The discovery of accounting errors spanning six financial years led to the restatement of numbers from fiscal '05 to '10 and the departure of some in the senior management ranks – including the founder.
But, as Francis told us, "this is ancient history". He claims to have steadied the ship - recent results suggest he's right - and is trying to carve out a brighter future for the UK's largest independent print house.
"This [ICT] industry, more than any I've ever met, is dominated by powerful OEMs," he told us. "[Customers] don't decide what they want to buy, it's essentially a supplier-driven world".
He said this is as true for product sales - suppliers pushed A3 format MFDs defaulted to a colour setting because they were more lucrative than mono A4 machines - as it is for services.
"As a service and support organisation in the channel, our service proposition is typically standardised; it's a multi-year break/fix service that is not tuned across SMEs," he said.
But before Francis descends into Gerald Ratner territory, he said there is a point to his candour - Danwood is going to act like a one-company revolutionary, putting customers "at the heart" of strategy. Hell. Yes.
Danwood has some 15,000 firms on its books and obviously wants to win over more, but the move to "revamp the way we understand what customers want" is not coming cheaply.
Some £1m has been wasted invested with a consultancy to segment the market and ascertain printing behaviour, and a CRM system has been installed.
Based on the research, customers will be bracketed into six distinct segments based on the complexity of their printing needs and other requirements: i.e - multi-site firms, Ryanair or BT Club class service.
At the high end, Danwood may have staff working at a customer site. Conversely, at the entry level space, the company is "scaling a team of telesales people" and beefing up a web presence for low-touch punters.
Danwood remains a loss-making entity, but those losses narrowed in fiscal 13 ended September last year, according to results recently filed at Companies House for parent Hykeham Group Ltd.
Turnover dropped to £211.8m from £228.8m and despite a near-£20m drop in admin expenses, a big bill for exceptional costs of £11.89m wiped out any profits, leaving operating losses of £3.2m versus an operating loss of £8.2m in th prior fiscal.
But interest repayments of £19m and and tax on loss on ordinary activities left a net loss of £23.6m compared to £26.5m the year before.
The exceptional charges included legal fees related to non-operational matters, staff severance and a provision for contract remediation – with the remainder comprised of supplier disputes and professional fees.

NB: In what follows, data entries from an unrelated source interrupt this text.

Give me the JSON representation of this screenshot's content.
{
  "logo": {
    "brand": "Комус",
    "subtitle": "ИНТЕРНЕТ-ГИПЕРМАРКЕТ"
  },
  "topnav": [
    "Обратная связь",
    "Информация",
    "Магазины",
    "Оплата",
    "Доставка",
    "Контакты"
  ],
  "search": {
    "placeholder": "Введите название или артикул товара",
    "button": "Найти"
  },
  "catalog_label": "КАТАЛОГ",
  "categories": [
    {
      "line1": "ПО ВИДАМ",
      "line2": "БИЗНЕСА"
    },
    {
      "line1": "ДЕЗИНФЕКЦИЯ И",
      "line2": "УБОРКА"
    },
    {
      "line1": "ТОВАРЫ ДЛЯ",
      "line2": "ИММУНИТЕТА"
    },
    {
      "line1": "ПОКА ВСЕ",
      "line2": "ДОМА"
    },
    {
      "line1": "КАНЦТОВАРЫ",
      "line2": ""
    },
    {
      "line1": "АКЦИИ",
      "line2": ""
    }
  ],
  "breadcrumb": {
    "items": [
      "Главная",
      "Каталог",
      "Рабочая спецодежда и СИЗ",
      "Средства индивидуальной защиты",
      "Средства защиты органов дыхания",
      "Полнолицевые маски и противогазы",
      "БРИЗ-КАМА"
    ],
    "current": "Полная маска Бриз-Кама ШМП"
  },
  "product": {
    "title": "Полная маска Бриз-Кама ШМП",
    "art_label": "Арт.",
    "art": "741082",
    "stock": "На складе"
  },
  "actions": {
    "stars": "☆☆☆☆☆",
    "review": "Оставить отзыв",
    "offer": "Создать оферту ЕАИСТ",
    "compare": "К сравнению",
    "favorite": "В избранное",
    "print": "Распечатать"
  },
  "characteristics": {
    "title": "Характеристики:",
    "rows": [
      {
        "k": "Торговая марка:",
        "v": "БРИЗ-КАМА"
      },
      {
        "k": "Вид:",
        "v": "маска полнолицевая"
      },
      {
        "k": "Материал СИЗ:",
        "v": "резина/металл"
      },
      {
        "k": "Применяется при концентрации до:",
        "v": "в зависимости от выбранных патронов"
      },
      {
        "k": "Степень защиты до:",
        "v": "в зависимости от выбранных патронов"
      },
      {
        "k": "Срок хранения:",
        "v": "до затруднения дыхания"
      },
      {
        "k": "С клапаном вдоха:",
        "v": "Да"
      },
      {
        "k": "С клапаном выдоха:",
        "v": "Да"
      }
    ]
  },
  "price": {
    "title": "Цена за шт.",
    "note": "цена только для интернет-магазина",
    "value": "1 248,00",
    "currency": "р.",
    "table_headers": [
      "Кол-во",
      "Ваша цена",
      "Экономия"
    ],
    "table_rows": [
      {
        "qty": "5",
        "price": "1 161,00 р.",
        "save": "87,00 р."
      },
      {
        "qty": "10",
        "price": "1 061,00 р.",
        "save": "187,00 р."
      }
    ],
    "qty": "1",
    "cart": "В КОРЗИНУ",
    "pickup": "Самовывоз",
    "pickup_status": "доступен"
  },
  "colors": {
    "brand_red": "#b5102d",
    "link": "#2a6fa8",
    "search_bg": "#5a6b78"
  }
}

Some £11.65m of the interest charges related to rolled-up interest on long-term notes with private equity backer Bregal Capital, and £2.4m was payable on bank loans. ®